BRIEF
Pull every line with the word "laser" out of the entries below.

Entries taken from a collection:
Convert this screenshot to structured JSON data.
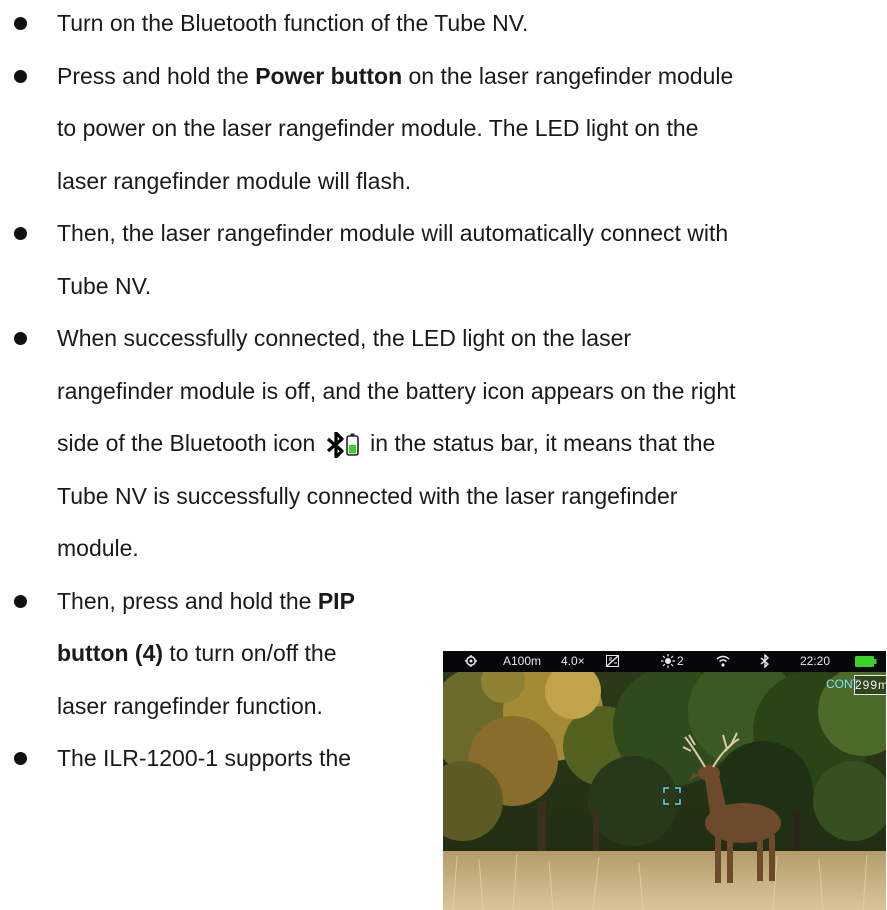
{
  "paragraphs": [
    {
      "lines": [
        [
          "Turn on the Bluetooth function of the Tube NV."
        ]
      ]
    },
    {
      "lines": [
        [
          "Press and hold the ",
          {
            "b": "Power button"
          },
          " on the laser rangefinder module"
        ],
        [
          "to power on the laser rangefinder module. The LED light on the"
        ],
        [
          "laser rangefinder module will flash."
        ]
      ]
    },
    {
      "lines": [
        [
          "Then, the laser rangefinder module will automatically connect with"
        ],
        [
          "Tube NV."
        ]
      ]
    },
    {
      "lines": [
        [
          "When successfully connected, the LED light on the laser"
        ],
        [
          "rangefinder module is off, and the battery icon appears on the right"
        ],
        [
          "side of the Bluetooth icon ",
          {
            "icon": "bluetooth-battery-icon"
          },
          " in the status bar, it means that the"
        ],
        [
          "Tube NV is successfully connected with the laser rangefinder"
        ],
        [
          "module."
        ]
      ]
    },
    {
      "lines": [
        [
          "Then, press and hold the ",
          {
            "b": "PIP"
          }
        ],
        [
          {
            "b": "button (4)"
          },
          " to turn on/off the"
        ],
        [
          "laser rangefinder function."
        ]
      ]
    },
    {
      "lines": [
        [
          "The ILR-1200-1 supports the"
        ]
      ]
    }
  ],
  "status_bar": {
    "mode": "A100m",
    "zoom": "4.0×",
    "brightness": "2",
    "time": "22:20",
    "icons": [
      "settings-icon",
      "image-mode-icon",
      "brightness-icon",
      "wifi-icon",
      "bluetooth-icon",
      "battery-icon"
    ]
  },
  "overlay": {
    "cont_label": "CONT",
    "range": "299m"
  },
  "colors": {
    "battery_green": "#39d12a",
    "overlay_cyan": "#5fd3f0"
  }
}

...

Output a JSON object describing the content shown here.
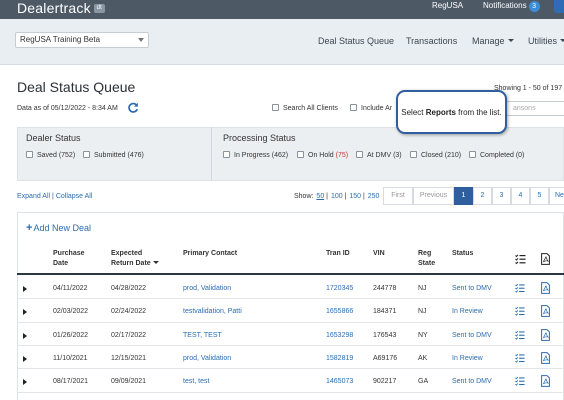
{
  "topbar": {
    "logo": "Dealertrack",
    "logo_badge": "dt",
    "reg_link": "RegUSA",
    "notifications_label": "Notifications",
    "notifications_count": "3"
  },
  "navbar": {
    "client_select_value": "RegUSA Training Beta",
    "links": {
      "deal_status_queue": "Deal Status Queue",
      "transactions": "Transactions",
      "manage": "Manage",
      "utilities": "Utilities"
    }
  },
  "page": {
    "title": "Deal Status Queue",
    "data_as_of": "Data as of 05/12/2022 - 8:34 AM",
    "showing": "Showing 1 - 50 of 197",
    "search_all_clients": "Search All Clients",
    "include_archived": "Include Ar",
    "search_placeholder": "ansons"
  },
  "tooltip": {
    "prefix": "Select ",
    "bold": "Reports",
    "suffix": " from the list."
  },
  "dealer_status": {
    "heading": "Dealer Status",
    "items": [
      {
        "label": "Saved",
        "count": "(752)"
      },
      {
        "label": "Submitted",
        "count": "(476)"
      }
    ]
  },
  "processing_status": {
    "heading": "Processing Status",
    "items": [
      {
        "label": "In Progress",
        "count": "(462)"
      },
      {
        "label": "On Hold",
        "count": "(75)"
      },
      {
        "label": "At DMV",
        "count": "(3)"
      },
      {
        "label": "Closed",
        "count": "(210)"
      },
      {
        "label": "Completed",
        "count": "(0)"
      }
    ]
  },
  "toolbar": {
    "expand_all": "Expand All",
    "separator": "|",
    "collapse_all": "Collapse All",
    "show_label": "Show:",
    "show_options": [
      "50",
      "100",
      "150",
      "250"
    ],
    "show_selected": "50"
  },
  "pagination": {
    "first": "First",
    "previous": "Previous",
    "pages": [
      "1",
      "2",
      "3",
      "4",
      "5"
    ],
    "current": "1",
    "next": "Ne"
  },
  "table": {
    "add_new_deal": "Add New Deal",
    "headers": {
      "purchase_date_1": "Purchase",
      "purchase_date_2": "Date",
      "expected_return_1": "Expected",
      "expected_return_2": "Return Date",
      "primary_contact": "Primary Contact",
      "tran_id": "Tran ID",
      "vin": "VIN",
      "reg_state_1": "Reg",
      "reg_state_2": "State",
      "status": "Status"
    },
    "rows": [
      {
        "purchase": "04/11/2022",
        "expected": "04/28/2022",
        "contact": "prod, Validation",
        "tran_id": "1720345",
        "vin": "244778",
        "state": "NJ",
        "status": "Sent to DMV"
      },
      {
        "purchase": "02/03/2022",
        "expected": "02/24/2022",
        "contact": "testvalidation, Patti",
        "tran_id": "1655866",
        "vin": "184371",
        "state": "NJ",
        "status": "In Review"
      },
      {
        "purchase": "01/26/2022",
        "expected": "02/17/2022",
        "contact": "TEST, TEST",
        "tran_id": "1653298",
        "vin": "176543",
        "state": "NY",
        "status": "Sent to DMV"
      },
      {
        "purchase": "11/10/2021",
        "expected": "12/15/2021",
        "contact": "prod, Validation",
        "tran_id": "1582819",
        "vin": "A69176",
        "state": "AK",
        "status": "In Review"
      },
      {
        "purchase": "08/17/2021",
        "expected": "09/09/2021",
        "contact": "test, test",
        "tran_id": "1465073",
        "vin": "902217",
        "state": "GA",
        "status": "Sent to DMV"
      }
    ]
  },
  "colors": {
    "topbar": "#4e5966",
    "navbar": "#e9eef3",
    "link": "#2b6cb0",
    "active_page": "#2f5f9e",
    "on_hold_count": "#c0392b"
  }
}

ANSWER BOX
          " on the laser rangefinder module"
          "to power on the laser rangefinder module. The LED light on the"
          "laser rangefinder module will flash."
          "Then, the laser rangefinder module will automatically connect with"
          "When successfully connected, the LED light on the laser"
          "Tube NV is successfully connected with the laser rangefinder"
          "laser rangefinder function."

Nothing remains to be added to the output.